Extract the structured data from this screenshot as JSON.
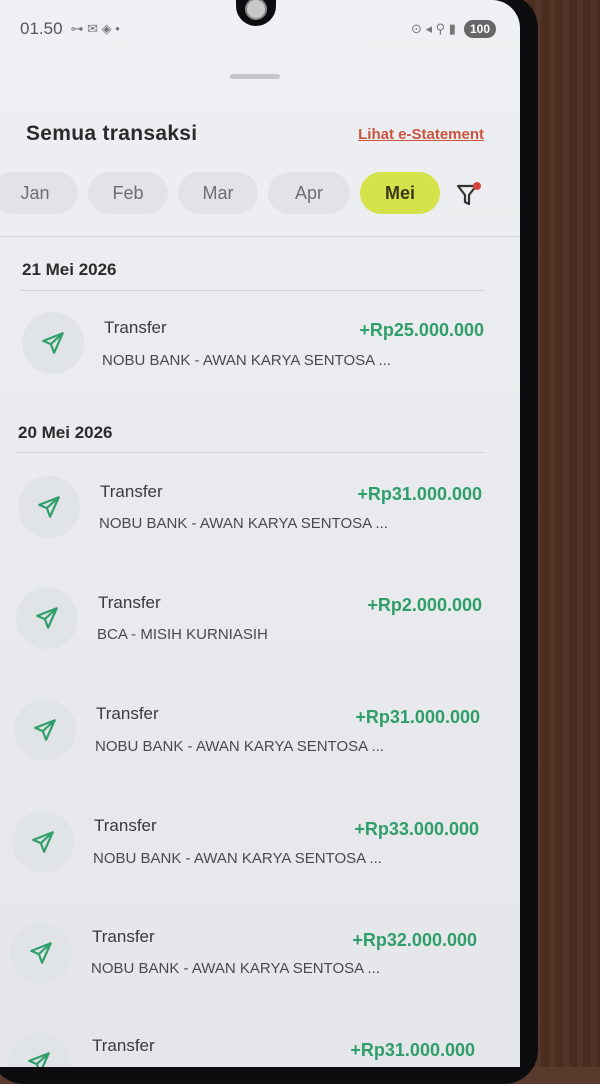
{
  "status_bar": {
    "time": "01.50",
    "left_glyphs": "⊶ ✉ ◈ •",
    "right_glyphs": "⊙ ◂ ⚲ ▮",
    "battery": "100"
  },
  "header": {
    "title": "Semua transaksi",
    "estatement_link": "Lihat e-Statement"
  },
  "months": [
    "Jan",
    "Feb",
    "Mar",
    "Apr",
    "Mei"
  ],
  "selected_month": "Mei",
  "groups": [
    {
      "date": "21 Mei 2026",
      "transactions": [
        {
          "type": "Transfer",
          "amount": "+Rp25.000.000",
          "description": "NOBU BANK - AWAN KARYA SENTOSA ..."
        }
      ]
    },
    {
      "date": "20 Mei 2026",
      "transactions": [
        {
          "type": "Transfer",
          "amount": "+Rp31.000.000",
          "description": "NOBU BANK - AWAN KARYA SENTOSA ..."
        },
        {
          "type": "Transfer",
          "amount": "+Rp2.000.000",
          "description": "BCA - MISIH KURNIASIH"
        },
        {
          "type": "Transfer",
          "amount": "+Rp31.000.000",
          "description": "NOBU BANK - AWAN KARYA SENTOSA ..."
        },
        {
          "type": "Transfer",
          "amount": "+Rp33.000.000",
          "description": "NOBU BANK - AWAN KARYA SENTOSA ..."
        },
        {
          "type": "Transfer",
          "amount": "+Rp32.000.000",
          "description": "NOBU BANK - AWAN KARYA SENTOSA ..."
        },
        {
          "type": "Transfer",
          "amount": "+Rp31.000.000",
          "description": ""
        }
      ]
    }
  ],
  "colors": {
    "accent_pill": "#d6e24a",
    "amount_green": "#2f9e6a",
    "link_red": "#c9543e",
    "icon_green": "#2f9e6a"
  }
}
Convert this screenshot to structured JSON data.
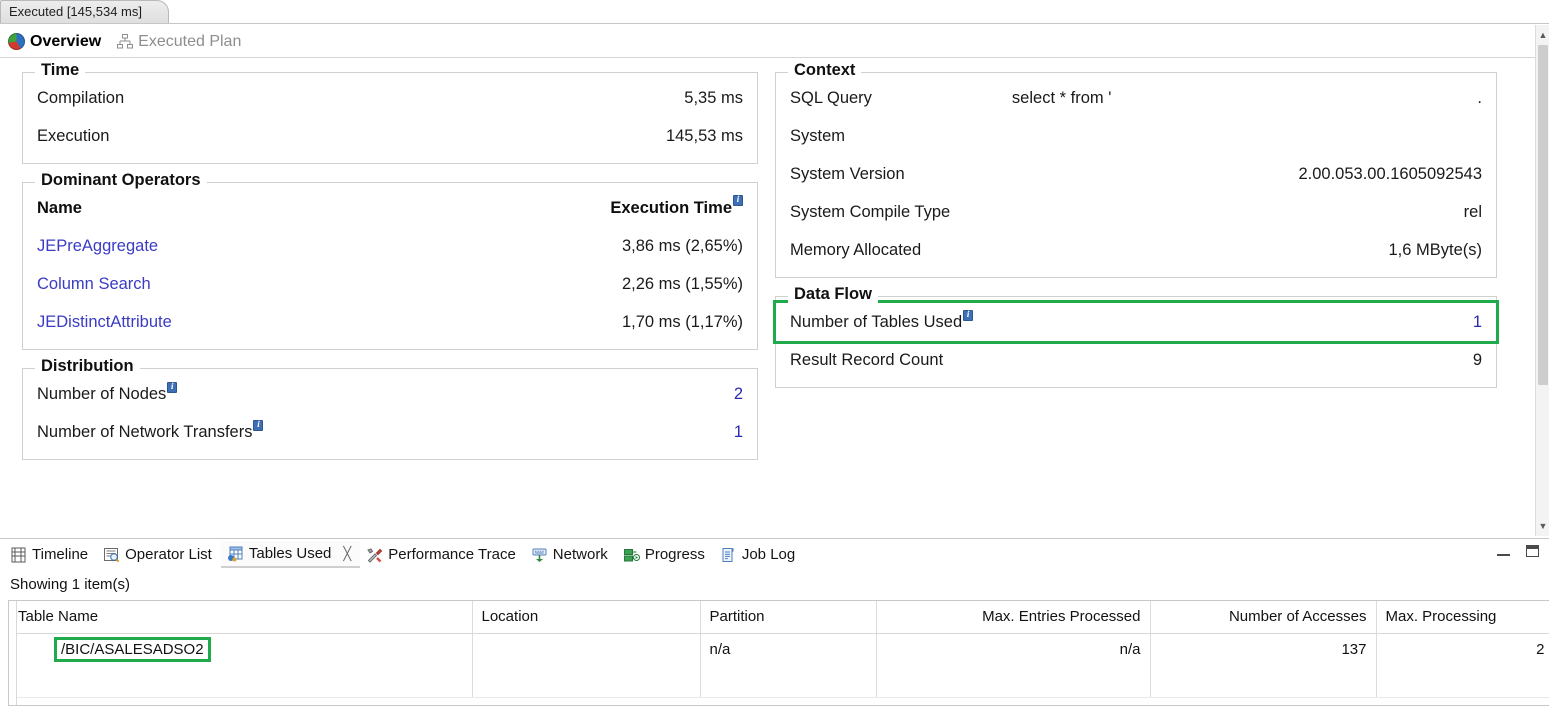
{
  "editor_tab": {
    "label": "Executed [145,534 ms]"
  },
  "view_tabs": {
    "overview": "Overview",
    "executed_plan": "Executed Plan"
  },
  "overview": {
    "time": {
      "title": "Time",
      "rows": [
        {
          "label": "Compilation",
          "value": "5,35 ms"
        },
        {
          "label": "Execution",
          "value": "145,53 ms"
        }
      ]
    },
    "dominant_operators": {
      "title": "Dominant Operators",
      "header": {
        "name": "Name",
        "execution_time": "Execution Time"
      },
      "rows": [
        {
          "name": "JEPreAggregate",
          "time": "3,86 ms (2,65%)"
        },
        {
          "name": "Column Search",
          "time": "2,26 ms (1,55%)"
        },
        {
          "name": "JEDistinctAttribute",
          "time": "1,70 ms (1,17%)"
        }
      ]
    },
    "distribution": {
      "title": "Distribution",
      "rows": [
        {
          "label": "Number of Nodes",
          "value": "2",
          "info": true
        },
        {
          "label": "Number of Network Transfers",
          "value": "1",
          "info": true
        }
      ]
    },
    "context": {
      "title": "Context",
      "rows": [
        {
          "label": "SQL Query",
          "value": "select * from '",
          "value_trail": "."
        },
        {
          "label": "System",
          "value": ""
        },
        {
          "label": "System Version",
          "value": "2.00.053.00.1605092543"
        },
        {
          "label": "System Compile Type",
          "value": "rel"
        },
        {
          "label": "Memory Allocated",
          "value": "1,6 MByte(s)"
        }
      ]
    },
    "data_flow": {
      "title": "Data Flow",
      "rows": [
        {
          "label": "Number of Tables Used",
          "value": "1",
          "info": true,
          "highlighted": true
        },
        {
          "label": "Result Record Count",
          "value": "9",
          "info": false,
          "highlighted": false
        }
      ]
    }
  },
  "bottom_tabs": [
    {
      "label": "Timeline",
      "icon": "timeline-icon",
      "active": false,
      "closable": false
    },
    {
      "label": "Operator List",
      "icon": "operator-list-icon",
      "active": false,
      "closable": false
    },
    {
      "label": "Tables Used",
      "icon": "tables-used-icon",
      "active": true,
      "closable": true,
      "close_glyph": "╳"
    },
    {
      "label": "Performance Trace",
      "icon": "performance-trace-icon",
      "active": false,
      "closable": false
    },
    {
      "label": "Network",
      "icon": "network-icon",
      "active": false,
      "closable": false
    },
    {
      "label": "Progress",
      "icon": "progress-icon",
      "active": false,
      "closable": false
    },
    {
      "label": "Job Log",
      "icon": "job-log-icon",
      "active": false,
      "closable": false
    }
  ],
  "tables_used": {
    "status": "Showing 1 item(s)",
    "columns": [
      "Table Name",
      "Location",
      "Partition",
      "Max. Entries Processed",
      "Number of Accesses",
      "Max. Processing"
    ],
    "rows": [
      {
        "table_name": "/BIC/ASALESADSO2",
        "location": "",
        "partition": "n/a",
        "max_entries_processed": "n/a",
        "number_of_accesses": "137",
        "max_processing": "2",
        "highlighted": true
      }
    ]
  },
  "colors": {
    "link": "#3b3bc4",
    "number": "#2a2ab0",
    "highlight": "#1faa4b",
    "info_badge": "#3f6fb5"
  }
}
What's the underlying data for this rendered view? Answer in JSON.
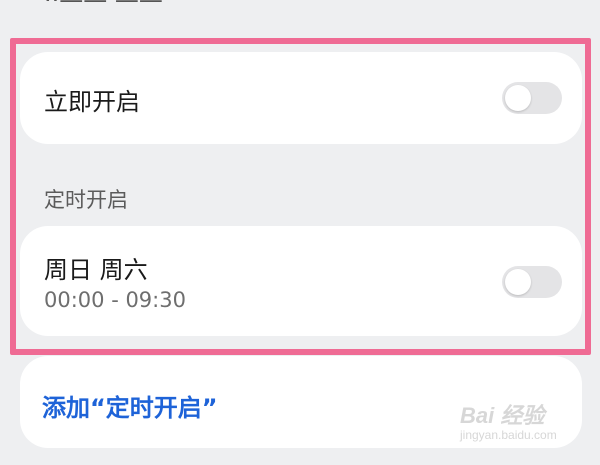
{
  "header": {
    "cut_text": "··—— ——"
  },
  "instant": {
    "label": "立即开启",
    "enabled": false
  },
  "schedule_section": {
    "title": "定时开启"
  },
  "schedule_item": {
    "days": "周日 周六",
    "time": "00:00 - 09:30",
    "enabled": false
  },
  "add": {
    "label": "添加“定时开启”"
  },
  "watermark": {
    "logo": "Bai  经验",
    "sub": "jingyan.baidu.com"
  },
  "colors": {
    "highlight": "#ef6b94",
    "link": "#1e63d8",
    "toggle_off": "#e4e4e6"
  }
}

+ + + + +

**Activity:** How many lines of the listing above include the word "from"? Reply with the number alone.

**Answer space:** 2